“I’d like to go Nelson,” Kathy, my best friend, announced on a dog walk one day having never been there.
“There’s a writers festival there coming up,” I said.
“Lets take the dogs for sure. I enjoy myself so much more knowing Sparkie is having a good time too,” she added.
“I feel exactly the same way.”
Nattering our thoughts out loud at the same time, we batted around details and possible dates getting excited about the idea. Kathy was such a good, comfortable friend. No pretense at all. No inhibitions between us.
The date was set for a July weekend. Kathy picked Brinkley and I up, with all our gear bright and early Thursday morning. We planned to have a picnic about half way and each packed a great pickins to share.
Pulling into a rest stop in Midway with a clean looking outhouse for us girls, it had a matching picnic table plus a babbling brook to water the dogs.
“I brought nachos,” I announced.
“I have cherries.”
The dogs roared over the river rocks, slapping through shallow water as we lunched.
We arrived at Nelson at suppertime after ten hours of traveling, and checked into our pre-booked hotel room. It was great they allowed dogs.
Brinkley and Sparkie had grown up together. They were 5 now, and more mellow but still happily rumbled together.
“You will be charged an additional nights stay for any noise complaints we get regarding the dogs,” the hotel clerk was obliged to tell us.
“That’s fine.“ We eagerly unloaded amazed at what two women and two dogs need for three days. Once settled in, we headed for the dog park google said was close by.
The park was beautiful. A wide gravel path ran between the Nelson airstrip and the lake. A chain link fence provided safety from the landing strip and there were mini peninsulas’, like teeth in a comb, that sported a beach on every one.
The dogs ran and swam, frolicking with each other, inviting every other canine to join in, of which there were plenty. We stood chatting with other owners learning more about Nelson.
Once the dogs were tired and back in the hotel, we splurged with a lovely steak dinner for ourselves. All were bushed by 8 pm.

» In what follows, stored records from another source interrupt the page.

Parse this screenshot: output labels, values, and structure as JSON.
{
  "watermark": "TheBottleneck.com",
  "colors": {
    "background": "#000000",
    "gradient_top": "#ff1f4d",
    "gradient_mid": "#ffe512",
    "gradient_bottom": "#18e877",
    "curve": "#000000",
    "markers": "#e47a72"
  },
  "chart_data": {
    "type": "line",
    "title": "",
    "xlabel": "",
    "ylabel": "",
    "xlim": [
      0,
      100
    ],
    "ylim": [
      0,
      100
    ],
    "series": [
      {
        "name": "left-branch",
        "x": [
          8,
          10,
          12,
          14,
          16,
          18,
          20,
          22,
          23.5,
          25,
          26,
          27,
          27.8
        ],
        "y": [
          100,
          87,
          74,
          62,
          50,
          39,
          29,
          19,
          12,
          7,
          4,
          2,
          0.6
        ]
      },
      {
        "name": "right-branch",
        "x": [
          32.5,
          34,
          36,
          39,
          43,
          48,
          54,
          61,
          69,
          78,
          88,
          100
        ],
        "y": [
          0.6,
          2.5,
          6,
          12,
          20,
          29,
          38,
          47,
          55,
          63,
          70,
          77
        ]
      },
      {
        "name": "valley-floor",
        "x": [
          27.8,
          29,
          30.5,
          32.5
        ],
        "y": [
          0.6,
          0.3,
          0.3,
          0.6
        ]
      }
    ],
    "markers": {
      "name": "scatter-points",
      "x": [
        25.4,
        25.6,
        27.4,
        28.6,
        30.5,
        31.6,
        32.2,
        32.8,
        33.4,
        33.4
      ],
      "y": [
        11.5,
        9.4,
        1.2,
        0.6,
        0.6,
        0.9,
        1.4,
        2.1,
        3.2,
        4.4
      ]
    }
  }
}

Brinkley liked sleeping on Kathy’s bed just because. And Spark was on my bed. That was the thing with us and our dogs - our beds were interchangeable to them.
The dogs were calm but ever alert to our rustling bags as we wound down.
“I brought ear plugs for you. Apparently I snore like crazy, especially if I’m tired,” Kathy said, “like tonight.”
“No worries. You haven’t heard Brinkley.” We giggled.
Finally comfortable in our own way, I turned the lights off hunkering into a movie. It was quiet and pitch black except for the blue glow of the TV. Just how a hotel movie should be.
Kathy was right and by the second commercial she was out like a light, sawing old growth cedars. I turned up the volume a notch.
By now, Brinkley too was starting to weeze a little on the exhale. I gave her a Gravol to help konk her out because when she gets over exhausted, she’s too anxious to sleep.
She was still on Kathy's bed but unbeknownst to either of us, my beagle had nestled her way under the blankets on the far side, head on the passenger’s pillow. I laughed at the site when I noticed and went back to my show. A little while later, Brinkley got a louder. The Gravol was kicking in.
Kathy was still at it herself, and it was fast becoming a snore fest. Kathy snoring on the inhale and Brinkley picking it up on the exhale. Kathy flat out on her back, arms overhead, face slightly turned towards the patio – out cold. Brinkley on her side, facing Kathy, covers neatly folded back at the shoulders, head and snout on the pillow, keeping perfect pace in strength and density on each breath. It was the best audio-visual I’d ever experienced. I don’t know who was unconscious more. Between them they must’ve logged enough timber for a full round house.
Next morning, Kathy exclaimed, ”Boy, did I ever sleep good”. Brinkley smiled over at her as if to say ‘You took the words right out of my mouth.’